Finding out that Luke zapped Rey’s brain would also give “The Last Jedi” ample room to establish any parentage Rian Johnson wants for Rey. Or no parentage at all, because it wouldn’t matter any more than the identity of Obi-Wan’s parents did. Of course, it’s been long rumored, since the earliest story leaks for “The Force Awakens,” that Rey is Luke’s daughter — which if true would also make sense in this framework because the daughter of Luke Skywalker would have Force talent and Luke would definitely train her.
The whole incident with Kylo Ren going dark and destroying Luke’s temple, by the way, occurred some time in the six years prior to when “The Force Awakens” is set — per the novel “Bloodlines,” which is canon, which establishes that Ben Solo has not yet turned when the events of the novel are happening. Rey is 19 years old in the movie, which would thus make her 13 at the earliest point at which Ben’s turn could have happened — more than old enough for her to have had years of training under Luke.
You might be inclined to think this theory doesn’t fully line up with “The Force Awakens” — we ourselves had some doubts, given that if she was an apprentice at Luke’s academy it’s likely that Han and Kylo Ren would recognize her but they never act like they do. Han is easy to explain — if Luke wiped Rey’s memory and hid her away then he would probably be aware of that fact. Kylo Ren is slightly tougher — how he greets her when they first meet outside Maz Kanata’s castle is not something that really communicates either recognition or playing coy. But the scene when Ren shows her his true face is more telling. When he takes his helmet off he looks at her without speaking for a long moment, almost like he’s waiting for her to figure it out. Rey, then, responds with an expression that is exactly the sort of look every normal person makes when they know they should remember something but can’t, with her eyes darting around and focusing on nothing.

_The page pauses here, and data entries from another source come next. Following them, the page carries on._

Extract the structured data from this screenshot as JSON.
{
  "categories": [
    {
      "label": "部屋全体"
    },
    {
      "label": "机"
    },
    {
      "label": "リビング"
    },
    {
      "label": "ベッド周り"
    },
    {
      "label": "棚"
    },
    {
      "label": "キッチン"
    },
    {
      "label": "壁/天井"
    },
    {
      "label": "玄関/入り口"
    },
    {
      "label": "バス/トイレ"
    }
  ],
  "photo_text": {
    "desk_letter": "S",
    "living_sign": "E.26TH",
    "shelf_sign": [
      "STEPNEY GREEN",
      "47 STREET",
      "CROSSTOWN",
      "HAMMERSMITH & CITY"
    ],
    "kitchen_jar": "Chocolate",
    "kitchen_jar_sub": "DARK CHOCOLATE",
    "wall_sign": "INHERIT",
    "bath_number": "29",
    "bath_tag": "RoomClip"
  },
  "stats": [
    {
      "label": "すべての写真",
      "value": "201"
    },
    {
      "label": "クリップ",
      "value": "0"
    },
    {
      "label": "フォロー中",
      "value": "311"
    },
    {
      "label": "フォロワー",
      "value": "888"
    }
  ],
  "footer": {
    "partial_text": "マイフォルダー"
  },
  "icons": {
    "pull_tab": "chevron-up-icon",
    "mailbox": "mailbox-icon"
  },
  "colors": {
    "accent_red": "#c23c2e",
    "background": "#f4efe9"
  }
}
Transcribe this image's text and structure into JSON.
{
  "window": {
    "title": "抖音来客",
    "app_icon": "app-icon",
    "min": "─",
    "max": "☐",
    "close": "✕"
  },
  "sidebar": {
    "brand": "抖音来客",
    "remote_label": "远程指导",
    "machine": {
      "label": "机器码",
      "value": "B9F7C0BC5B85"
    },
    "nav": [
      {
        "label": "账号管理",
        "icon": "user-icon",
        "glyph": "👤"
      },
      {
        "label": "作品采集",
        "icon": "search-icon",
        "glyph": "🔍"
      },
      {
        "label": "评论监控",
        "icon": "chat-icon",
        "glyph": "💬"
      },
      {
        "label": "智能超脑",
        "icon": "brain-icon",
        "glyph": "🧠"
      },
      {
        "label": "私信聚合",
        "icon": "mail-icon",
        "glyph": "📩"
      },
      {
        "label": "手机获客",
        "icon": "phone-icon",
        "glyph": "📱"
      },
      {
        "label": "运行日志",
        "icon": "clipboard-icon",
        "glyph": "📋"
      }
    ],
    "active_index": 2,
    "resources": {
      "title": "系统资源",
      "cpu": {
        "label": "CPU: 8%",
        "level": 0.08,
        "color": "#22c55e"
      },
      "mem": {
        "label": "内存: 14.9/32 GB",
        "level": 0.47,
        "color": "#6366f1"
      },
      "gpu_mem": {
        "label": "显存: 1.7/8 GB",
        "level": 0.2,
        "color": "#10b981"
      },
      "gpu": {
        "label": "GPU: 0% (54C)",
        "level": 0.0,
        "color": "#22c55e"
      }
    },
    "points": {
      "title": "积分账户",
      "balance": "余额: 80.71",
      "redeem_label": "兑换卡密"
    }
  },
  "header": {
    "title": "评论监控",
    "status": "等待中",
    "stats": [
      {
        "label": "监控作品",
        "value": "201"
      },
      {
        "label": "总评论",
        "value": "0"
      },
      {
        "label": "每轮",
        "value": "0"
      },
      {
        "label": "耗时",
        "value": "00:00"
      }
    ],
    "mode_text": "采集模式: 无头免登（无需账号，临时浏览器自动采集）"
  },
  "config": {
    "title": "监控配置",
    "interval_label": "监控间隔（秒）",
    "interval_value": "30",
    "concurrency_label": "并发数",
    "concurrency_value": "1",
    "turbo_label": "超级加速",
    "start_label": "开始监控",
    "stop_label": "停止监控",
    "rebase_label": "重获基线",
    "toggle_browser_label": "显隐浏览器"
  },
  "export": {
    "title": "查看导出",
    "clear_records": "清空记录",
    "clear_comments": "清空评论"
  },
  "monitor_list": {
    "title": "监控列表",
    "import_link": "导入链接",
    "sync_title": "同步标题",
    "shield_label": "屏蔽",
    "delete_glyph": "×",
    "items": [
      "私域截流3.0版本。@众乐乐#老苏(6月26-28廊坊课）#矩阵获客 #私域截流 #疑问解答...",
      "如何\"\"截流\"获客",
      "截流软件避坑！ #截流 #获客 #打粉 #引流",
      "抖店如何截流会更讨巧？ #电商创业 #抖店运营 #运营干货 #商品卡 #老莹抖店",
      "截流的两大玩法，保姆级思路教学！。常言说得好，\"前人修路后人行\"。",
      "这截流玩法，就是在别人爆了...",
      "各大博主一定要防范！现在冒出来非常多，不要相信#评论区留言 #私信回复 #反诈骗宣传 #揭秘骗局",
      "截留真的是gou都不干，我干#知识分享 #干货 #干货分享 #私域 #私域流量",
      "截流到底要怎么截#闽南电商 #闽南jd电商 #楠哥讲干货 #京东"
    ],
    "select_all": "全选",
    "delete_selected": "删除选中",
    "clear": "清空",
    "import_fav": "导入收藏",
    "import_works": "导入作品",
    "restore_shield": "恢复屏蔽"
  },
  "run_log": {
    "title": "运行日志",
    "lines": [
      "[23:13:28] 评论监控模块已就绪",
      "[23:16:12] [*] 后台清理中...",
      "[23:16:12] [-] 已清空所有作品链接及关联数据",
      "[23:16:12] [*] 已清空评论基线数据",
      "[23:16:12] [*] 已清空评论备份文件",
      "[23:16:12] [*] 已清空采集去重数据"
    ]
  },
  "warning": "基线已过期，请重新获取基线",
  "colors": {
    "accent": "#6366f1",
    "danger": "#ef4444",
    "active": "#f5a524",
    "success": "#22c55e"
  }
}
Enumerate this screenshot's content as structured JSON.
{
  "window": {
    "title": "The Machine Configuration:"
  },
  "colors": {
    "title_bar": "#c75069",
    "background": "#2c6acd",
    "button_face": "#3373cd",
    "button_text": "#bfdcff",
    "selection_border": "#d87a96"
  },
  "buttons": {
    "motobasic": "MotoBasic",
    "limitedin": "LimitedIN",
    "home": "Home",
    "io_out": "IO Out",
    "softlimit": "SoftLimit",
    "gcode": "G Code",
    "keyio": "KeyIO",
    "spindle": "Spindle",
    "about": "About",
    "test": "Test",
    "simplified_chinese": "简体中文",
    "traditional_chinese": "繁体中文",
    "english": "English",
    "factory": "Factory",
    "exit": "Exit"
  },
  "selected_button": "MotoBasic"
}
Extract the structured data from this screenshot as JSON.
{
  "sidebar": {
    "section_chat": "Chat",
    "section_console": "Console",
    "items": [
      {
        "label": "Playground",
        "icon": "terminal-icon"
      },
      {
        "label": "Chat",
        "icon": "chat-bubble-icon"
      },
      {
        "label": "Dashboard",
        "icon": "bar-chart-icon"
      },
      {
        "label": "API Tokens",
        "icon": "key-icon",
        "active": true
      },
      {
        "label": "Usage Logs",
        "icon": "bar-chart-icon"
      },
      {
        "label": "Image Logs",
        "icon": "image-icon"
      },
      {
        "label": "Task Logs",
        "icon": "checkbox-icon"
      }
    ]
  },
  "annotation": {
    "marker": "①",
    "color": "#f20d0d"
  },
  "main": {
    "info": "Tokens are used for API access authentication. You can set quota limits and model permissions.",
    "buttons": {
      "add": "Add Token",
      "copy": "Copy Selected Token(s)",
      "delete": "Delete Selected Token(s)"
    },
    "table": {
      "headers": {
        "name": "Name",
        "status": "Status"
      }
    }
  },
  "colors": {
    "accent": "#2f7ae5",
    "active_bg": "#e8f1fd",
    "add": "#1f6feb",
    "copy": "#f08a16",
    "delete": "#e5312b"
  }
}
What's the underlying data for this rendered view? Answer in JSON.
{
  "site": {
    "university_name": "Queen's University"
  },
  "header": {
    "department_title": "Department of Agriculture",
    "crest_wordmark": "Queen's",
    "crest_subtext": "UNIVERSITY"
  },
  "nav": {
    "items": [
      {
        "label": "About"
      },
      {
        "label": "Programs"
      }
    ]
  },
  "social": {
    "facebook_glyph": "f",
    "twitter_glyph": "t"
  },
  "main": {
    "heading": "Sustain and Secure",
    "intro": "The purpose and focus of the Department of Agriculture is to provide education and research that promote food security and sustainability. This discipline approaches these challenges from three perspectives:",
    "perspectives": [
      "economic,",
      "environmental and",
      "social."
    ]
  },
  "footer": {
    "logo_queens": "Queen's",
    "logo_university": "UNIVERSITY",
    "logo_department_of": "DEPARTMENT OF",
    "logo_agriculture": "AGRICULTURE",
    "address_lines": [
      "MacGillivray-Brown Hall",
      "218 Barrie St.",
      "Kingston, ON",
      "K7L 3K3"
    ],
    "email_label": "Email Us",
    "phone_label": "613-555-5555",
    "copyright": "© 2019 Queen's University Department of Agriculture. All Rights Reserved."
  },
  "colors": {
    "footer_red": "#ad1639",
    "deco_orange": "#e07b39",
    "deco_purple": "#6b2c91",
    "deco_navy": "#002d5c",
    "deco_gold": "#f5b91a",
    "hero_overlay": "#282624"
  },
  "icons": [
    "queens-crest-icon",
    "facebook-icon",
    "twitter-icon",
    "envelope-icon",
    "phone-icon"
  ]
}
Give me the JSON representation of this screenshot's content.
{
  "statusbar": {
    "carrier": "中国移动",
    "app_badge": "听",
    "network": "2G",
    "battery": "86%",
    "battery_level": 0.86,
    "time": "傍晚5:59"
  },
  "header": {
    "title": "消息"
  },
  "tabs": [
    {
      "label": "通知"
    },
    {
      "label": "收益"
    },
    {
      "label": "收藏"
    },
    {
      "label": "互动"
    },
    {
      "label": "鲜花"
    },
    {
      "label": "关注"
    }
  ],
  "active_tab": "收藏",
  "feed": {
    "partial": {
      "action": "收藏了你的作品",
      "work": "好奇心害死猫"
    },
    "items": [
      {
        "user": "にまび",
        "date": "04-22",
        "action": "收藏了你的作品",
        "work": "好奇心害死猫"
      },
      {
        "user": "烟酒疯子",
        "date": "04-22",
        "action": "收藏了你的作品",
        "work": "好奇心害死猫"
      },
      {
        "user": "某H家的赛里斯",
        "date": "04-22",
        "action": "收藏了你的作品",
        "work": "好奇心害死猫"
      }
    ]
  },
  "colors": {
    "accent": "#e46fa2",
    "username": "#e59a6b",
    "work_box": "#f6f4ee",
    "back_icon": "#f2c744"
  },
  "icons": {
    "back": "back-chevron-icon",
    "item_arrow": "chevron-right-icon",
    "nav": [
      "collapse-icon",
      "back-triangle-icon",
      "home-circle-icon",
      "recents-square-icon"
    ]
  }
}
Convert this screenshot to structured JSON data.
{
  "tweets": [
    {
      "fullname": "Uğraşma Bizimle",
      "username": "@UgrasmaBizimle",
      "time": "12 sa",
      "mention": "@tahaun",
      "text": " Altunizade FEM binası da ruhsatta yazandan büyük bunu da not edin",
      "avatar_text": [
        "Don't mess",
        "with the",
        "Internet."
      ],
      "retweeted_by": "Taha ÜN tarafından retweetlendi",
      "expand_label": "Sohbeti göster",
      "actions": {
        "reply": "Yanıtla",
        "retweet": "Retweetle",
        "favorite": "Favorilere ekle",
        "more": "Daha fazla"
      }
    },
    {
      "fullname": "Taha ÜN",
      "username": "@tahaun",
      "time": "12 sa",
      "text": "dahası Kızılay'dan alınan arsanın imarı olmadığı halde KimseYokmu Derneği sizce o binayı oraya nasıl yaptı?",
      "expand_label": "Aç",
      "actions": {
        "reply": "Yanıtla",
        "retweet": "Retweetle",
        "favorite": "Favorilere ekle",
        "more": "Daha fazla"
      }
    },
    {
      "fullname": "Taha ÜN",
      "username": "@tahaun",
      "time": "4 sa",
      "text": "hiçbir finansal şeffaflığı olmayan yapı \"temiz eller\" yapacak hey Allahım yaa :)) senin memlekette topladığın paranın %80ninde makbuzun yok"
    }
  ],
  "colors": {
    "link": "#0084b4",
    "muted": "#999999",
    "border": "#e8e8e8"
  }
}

Knowing for sure at that point that Rey doesn’t remember her past, Ren certainly would have played coy from there. And he even has a line later on that indicates he knows something about her despite not being able to probe her mind: “She’s just beginning to test her powers,” Ren tells a stormtrooper after Rey escapes from custody. “The longer it takes to find her, the more dangerous she becomes.”
It’s a bizarre line in the movie, because the context as it exists now doesn’t support it. Without being taught about the potential uses for her Force powers she wouldn’t have any idea what to do with it beyond what little she saw Kylo Ren do — like if you gave someone a nuke but they had no concept of what bombs are it wouldn’t be very useful to them and you wouldn’t consider that person a threat. But that line would make more sense if Kylo Ren knew she’d been trained previously and might be able to subconsciously draw upon that training.
If this turns out to be true it wouldn’t be a full fix for “The Force Awakens” — there are many, many other big problems with that movie, some of which are impossible to retcon or flesh out. There is no redeeming, for example, that whole thing with the rolling tentacle monsters. But it would go a long way toward helping patch up what is the central character arc of the movie, and that in itself would be huge.
But as for other ways “The Last Jedi” could improve “The Force Awakens,” we’ve compiled a list you can check out right here.